Bernie Williams had two hits and an RBI batting in the two-hole, while Robinson Cano collected a couple of hits himself from the ninth slot. Gary Sheffield had an RBI single as well. Flash Gordon worked around a one-out hit in the eighth, and Mariano Rivera pitched a one-two-three ninth to earn save number 33.
Meanwhile, off the field, Joe Torre continues to be the center of attention. He was publicly criticized by George Steinbrenner recently, and after the loss to Tampa Bay on Wednesday he let his players have it. Tyler Kepner has a terrific article on the Yankee manager in the Times today:
Torre blistered the players for about five minutes after a 7-6 loss featuring a crucial throwing error by the rookie second baseman Robinson Cano and five walks by starter Al Leiter.

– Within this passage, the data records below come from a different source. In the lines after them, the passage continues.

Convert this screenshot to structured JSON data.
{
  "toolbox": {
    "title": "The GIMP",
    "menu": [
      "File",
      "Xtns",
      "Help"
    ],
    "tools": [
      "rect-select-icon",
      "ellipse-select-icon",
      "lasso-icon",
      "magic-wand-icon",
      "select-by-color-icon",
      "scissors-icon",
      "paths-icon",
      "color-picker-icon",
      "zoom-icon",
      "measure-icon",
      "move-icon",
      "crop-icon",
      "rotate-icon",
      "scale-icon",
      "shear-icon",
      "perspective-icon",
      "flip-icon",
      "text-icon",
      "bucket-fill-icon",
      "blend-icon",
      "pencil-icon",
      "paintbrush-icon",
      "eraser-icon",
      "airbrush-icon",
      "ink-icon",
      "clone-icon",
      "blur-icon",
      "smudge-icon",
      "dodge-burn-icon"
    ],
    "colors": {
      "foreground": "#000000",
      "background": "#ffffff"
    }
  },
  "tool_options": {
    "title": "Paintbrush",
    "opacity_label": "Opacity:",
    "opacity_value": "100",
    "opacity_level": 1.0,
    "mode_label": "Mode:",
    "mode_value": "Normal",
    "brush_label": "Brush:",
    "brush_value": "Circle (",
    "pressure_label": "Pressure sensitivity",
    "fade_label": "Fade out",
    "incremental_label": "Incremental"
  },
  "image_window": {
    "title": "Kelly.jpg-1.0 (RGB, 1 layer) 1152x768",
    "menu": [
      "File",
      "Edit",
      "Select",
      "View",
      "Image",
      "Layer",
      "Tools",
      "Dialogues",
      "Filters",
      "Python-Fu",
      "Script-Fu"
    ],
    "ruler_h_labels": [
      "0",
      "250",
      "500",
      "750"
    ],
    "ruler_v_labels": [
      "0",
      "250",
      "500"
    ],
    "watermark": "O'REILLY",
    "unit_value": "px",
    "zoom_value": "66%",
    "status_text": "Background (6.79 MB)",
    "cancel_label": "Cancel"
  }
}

Torre emphatically let the players know how displeased he was that they had given away the game.
"They knew I was upset," Torre said, while providing no specifics of the postgame meeting. "Just the carelessness, I think, more than anything else - that ball thrown away. It just didn't sit right with me. And the kid, you don't drop it on his shoulders. But you don't think in terms of rookie when you're in a pennant race. You think in terms of, you know better. Just the way that whole game started out with Leiter with all the walks. So a little frustration."
..."He hates mental mistakes," the third-base coach Luis Sojo said. "Errors, you're going to make those mistakes every day. But the fact that you make a mental one was really bad to him. In 10 years, I've never seen him that mad."
"I think (the calm Torre) is just the image that he's been given over time here. There are times when he shows his emotions, sometimes very much. When it happens, it doesn't surprise me. When the cameras are on, he wants to put on a neutral face as much as he can. But that isn't how he is all the time."
As far as the Boss goes:
"I've never been concerned about managing to save my job, because I always manage to try to win," Torre said. "I'm happy to say that other than having to answer questions about it, it's never really affected the performance of my job. Here I've had more success than I've ever had anywhere, so certainly I know what we've managed to do here for nine-plus years has had some semblance of continuity."
Chisox skipper Jose Guillen appreciates the difficulty of Torre's situation:
"That's why Joe Torre gets paid a lot of money, not to manage the team (but) to deal with that stuff," Guillen said. "I think I'm overpaid. I don't have to deal with the problems he deals with. Unfortunately, Joe has so many managers around him, it's not easy. It's not an easy spot."
Chacon verus El Duque today on the Fox Game of the Week.